Archbishop Joseph Glemp, the Roman Catholic primate of Poland, flew to Rome today amid signs that the country's martial-law authorities oppose plans for a papal visit next month.
Glemp is making what church officials called a regularly scheduled visit to the Vatican. But speaking to reporters at Warsaw's airport, he said he would "report to the pope on the wishes of the nation" regarding the pontiff's visit, originally scheduled to coincide with ceremonies Aug. 26 marking the 600th anniversary of the country's most sacred shrine, to the black madonna at Czestochowa.
Asked if Pope John Paul II could be expected next month, Glemp replied, "Why link his arrival to August?"
Upon reaching Rome, Glemp said he could make no statement on the "precise date"of the pope's visit, United Press International reported. "I can only express my hope that it will be possible to receive him in a dignified way in Poland in the near future," he said. Glemp and the pope met privately, and the Vatican released no details of their talks.
According to a Polish church official, the government has expressed deep misgivings over the timing of the visit and has suggested that the pope come later in the year. He said apprehension stemmed from concern that public "emotions are running high" at the moment and that no security force would be large enough to absolutely control the millions of Poles assembled, some of whom might try to "get even" with the police. Numerous clashes have been reported between Poles and police since the government crackdown Dec. 13.
An August visit would come at a politically sensitive time.
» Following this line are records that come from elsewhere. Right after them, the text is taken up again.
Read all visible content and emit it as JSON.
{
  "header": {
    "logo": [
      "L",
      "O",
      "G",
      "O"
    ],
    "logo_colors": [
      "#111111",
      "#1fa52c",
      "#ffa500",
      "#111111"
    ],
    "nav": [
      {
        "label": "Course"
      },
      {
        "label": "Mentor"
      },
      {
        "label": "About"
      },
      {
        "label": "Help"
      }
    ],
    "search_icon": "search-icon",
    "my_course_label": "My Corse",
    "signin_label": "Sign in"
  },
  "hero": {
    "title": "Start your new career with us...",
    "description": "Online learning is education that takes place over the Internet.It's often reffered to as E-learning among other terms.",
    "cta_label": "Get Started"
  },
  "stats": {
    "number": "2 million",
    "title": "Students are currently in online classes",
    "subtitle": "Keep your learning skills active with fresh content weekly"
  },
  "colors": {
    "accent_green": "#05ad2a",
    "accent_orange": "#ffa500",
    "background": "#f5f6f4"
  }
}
Aug. 31 is the second anniversary of Solidarity's formation, and many Communist officials are said to believe that a papal visit so close to that date could stir the wrong kind of emotions.
Some authorities reportedly prefer that the pope's visit not come until "normalization" has been achieved, so that he could be seen as giving his blessing to it. They contend that John Paul's presence in Poland during a period of calm would further stabilize the country and strengthen the role the Catholic Church has played as a bridge between authorities and a disenchanted citizenry.
In the view of many of these authorities, August is too soon for such a visit to have this effect.
Diplomatic and church sources here are predicting that many of the nearly 3,000 political prisoners now in their seventh month of detention will be released on or before Poland's national day, July 22. Some martial-law restrictions may also be lifted, according to the same sources.
To carry out these changes, the authorities may want a period free of the powerful presence of the pontiff, who is a popular rallying point in this overwhelmingly Catholic country and who some in the government fear will kindle strong anticommunist sentiments.
The pope has been a critic of martial law since its imposition Dec. 13 and has called for the release of political prisoners.
The last trip of John Paul in July 1979 is widely credited with serving as a catalyst for the rise of Solidarity the next year, because it gave Poles a renewed sense of unity.
Earlier this year, Vatican officials reportedly felt that the pope should not be put in the position of appearing to endorse martial law by his presence in Poland.
But the pope's recent trips to Britain and Argentina at the height of the Falkland Islands fighting was thought to have set a pattern for a purely pastoral visit to his homeland that would sidestep conditions for a visit such as the lifting of martial law or the release of political opponents imprisoned by martial law authorities.